● **Data about app and page elements**
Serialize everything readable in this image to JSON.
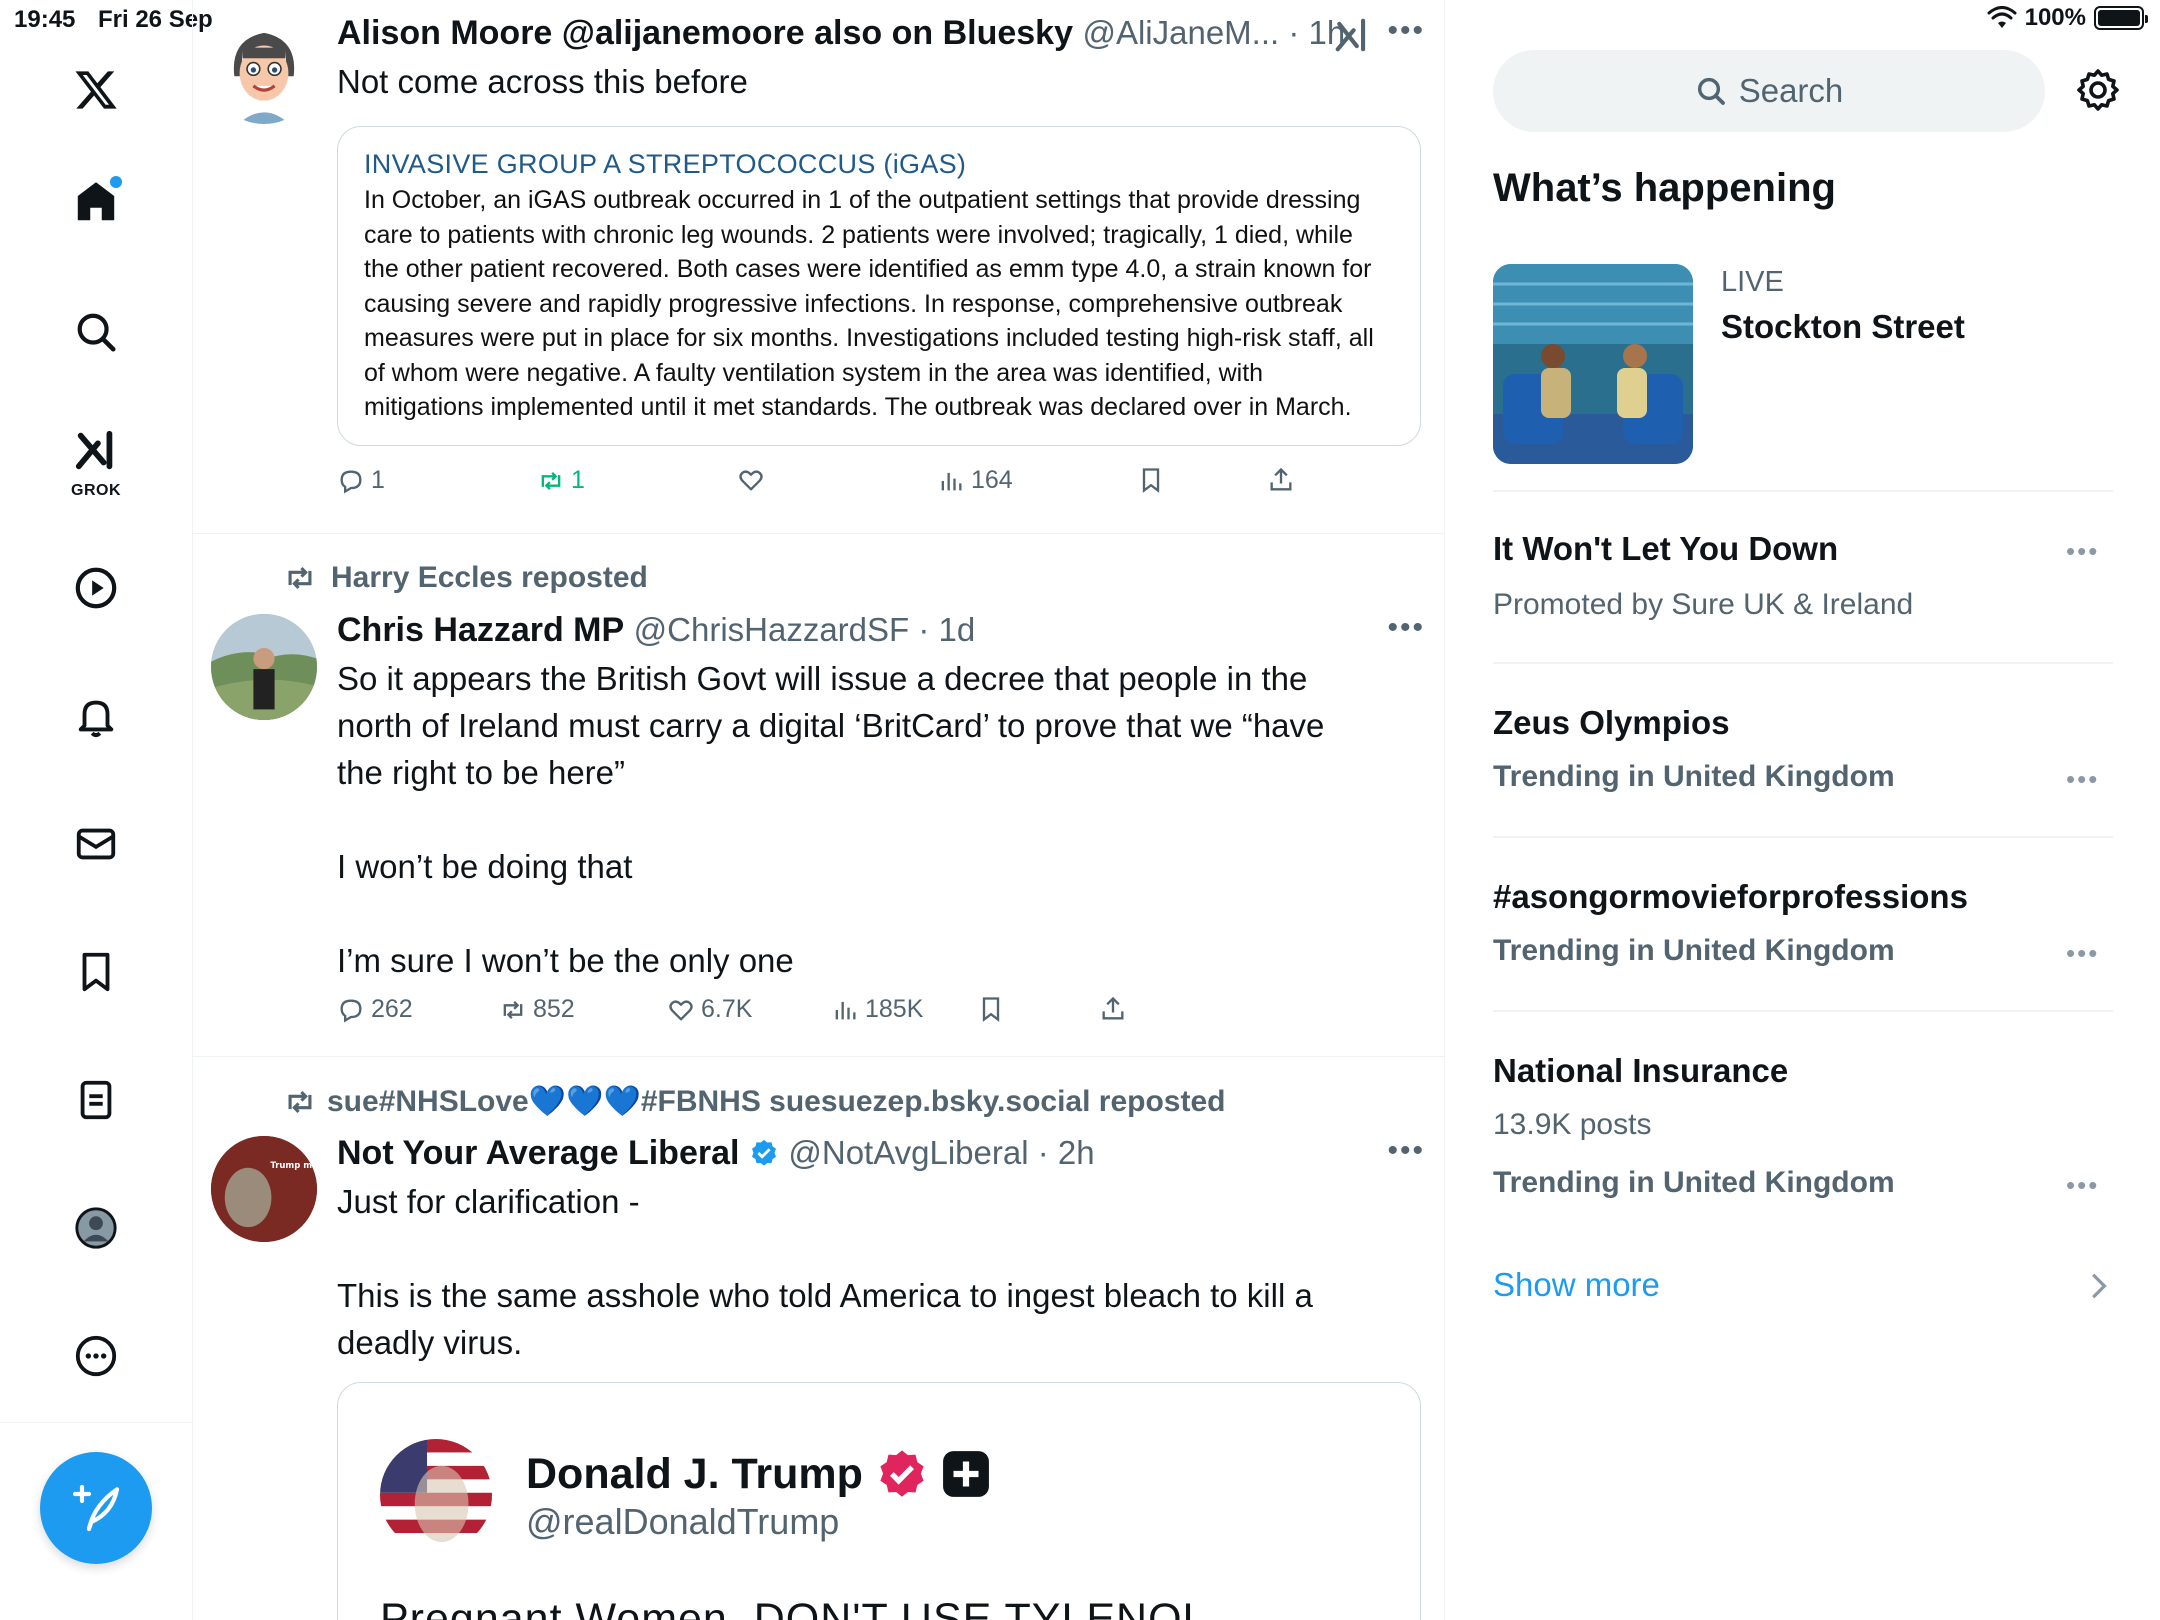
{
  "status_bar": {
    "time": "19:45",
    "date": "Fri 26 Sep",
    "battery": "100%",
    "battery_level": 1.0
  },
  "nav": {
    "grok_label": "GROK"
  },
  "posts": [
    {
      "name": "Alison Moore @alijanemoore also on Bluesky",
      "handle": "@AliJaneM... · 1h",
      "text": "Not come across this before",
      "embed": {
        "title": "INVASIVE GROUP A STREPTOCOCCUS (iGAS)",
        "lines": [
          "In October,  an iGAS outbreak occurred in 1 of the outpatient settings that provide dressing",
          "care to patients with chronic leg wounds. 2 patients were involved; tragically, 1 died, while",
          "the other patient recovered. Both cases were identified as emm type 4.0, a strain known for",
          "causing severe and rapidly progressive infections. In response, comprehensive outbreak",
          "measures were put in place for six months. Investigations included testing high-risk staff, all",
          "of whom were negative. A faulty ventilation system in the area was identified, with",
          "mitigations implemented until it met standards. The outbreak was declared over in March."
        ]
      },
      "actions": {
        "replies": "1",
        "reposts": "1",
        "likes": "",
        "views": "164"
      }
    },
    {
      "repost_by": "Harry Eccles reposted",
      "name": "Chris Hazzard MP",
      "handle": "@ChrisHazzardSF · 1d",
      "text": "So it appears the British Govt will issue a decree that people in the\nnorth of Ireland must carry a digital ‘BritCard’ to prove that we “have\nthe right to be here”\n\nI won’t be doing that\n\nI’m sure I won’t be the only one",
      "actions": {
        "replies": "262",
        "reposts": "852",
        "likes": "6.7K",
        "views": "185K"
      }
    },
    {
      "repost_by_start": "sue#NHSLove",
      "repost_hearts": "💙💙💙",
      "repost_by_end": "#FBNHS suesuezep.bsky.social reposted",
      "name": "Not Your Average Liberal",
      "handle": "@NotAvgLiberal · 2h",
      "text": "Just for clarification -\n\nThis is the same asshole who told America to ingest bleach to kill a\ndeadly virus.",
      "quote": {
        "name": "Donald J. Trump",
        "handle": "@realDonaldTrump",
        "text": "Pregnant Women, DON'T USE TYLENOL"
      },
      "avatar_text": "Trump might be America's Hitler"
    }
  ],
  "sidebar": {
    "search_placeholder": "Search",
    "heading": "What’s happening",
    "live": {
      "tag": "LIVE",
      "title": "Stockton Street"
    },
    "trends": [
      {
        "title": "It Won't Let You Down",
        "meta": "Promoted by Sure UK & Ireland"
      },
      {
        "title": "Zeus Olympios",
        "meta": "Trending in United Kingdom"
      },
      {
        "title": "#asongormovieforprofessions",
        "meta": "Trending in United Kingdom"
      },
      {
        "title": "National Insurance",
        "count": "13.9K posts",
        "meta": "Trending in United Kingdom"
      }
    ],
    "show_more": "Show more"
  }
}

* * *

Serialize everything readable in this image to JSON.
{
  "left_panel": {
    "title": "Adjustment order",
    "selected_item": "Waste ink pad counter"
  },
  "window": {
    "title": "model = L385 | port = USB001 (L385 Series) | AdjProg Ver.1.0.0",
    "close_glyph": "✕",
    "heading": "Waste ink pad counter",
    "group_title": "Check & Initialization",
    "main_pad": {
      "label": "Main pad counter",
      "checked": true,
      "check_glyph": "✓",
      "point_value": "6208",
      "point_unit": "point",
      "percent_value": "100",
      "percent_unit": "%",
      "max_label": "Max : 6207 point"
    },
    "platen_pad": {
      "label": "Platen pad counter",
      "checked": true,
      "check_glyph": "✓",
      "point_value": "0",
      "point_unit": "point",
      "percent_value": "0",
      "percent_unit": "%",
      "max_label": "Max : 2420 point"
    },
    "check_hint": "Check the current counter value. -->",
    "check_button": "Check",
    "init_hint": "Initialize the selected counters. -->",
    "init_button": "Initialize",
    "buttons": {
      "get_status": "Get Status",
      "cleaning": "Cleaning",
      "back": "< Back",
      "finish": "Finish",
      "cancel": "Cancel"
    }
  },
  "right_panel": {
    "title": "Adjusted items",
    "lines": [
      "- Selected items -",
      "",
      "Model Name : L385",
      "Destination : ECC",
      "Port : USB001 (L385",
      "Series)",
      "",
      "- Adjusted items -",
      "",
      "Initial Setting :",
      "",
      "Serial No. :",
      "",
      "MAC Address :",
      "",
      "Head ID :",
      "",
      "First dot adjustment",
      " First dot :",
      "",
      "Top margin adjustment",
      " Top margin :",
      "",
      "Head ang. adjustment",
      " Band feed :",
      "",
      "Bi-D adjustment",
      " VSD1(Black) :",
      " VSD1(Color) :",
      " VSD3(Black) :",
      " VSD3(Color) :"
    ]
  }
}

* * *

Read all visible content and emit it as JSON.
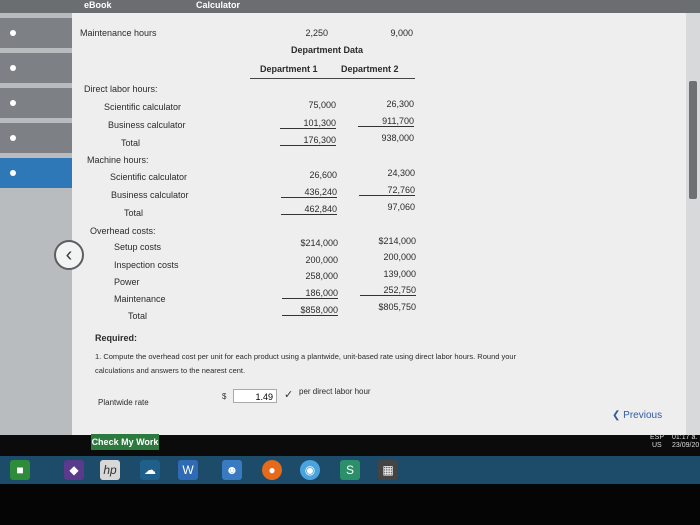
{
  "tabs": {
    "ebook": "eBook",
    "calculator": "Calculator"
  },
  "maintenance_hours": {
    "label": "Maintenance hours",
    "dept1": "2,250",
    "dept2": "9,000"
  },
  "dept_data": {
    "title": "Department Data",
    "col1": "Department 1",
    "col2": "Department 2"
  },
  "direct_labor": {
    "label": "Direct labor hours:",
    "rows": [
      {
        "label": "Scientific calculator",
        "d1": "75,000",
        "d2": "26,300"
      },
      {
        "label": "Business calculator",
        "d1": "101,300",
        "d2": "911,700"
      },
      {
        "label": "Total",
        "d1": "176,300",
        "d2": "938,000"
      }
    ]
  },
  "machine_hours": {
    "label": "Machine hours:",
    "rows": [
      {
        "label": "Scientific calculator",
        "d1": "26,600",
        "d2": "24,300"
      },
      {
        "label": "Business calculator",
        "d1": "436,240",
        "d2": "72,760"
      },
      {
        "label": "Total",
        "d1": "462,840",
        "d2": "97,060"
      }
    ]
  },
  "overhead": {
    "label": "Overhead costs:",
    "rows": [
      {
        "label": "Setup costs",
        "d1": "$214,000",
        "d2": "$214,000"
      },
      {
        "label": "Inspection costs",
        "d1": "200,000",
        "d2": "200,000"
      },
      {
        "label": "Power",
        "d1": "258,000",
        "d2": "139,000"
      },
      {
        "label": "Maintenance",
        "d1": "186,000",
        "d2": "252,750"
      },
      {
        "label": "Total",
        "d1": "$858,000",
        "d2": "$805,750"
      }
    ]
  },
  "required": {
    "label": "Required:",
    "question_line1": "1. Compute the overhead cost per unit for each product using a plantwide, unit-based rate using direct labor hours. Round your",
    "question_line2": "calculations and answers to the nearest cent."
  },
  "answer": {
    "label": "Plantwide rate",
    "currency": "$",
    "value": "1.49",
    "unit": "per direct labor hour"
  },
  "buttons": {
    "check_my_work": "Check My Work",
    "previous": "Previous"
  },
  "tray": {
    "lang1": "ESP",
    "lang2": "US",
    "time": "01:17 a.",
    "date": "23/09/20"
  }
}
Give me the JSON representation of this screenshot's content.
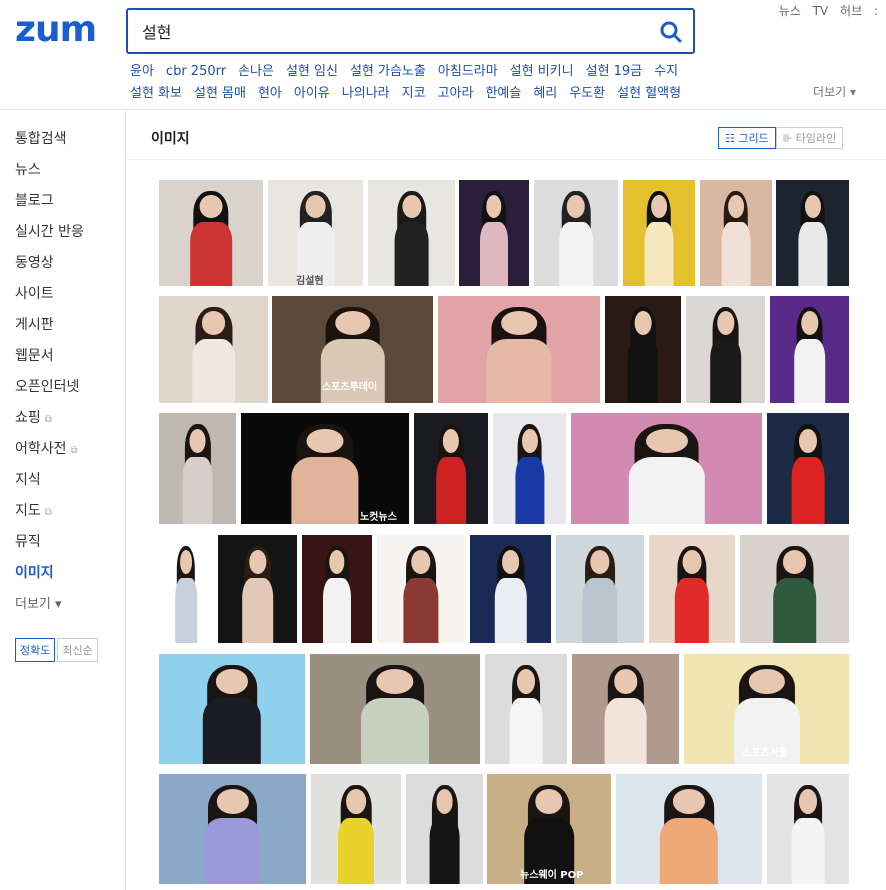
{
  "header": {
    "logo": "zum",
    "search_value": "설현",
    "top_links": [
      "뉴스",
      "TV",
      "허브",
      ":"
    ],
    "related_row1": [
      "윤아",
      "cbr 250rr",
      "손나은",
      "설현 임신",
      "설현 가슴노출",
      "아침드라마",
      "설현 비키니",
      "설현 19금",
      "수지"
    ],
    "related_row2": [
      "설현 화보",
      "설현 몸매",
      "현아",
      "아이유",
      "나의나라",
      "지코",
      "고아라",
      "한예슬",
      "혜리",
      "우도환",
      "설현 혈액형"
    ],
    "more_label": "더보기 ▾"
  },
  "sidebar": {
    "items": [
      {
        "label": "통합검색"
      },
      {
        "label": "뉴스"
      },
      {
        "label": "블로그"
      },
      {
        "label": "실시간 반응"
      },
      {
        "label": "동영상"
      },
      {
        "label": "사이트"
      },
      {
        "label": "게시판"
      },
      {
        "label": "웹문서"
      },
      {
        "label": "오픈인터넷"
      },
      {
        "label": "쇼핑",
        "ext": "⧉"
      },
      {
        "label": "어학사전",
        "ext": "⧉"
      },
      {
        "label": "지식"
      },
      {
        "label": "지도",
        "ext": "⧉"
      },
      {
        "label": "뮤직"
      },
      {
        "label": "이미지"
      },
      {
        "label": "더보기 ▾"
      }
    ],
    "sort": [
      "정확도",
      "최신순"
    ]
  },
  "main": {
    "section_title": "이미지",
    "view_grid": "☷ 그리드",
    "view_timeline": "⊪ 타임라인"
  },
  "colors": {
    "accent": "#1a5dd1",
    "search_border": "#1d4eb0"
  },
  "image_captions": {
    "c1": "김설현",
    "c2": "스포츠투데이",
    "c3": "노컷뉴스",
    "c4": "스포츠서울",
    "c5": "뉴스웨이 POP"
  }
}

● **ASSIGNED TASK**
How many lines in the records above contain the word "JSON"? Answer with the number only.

● **ANSWER SECTION**
4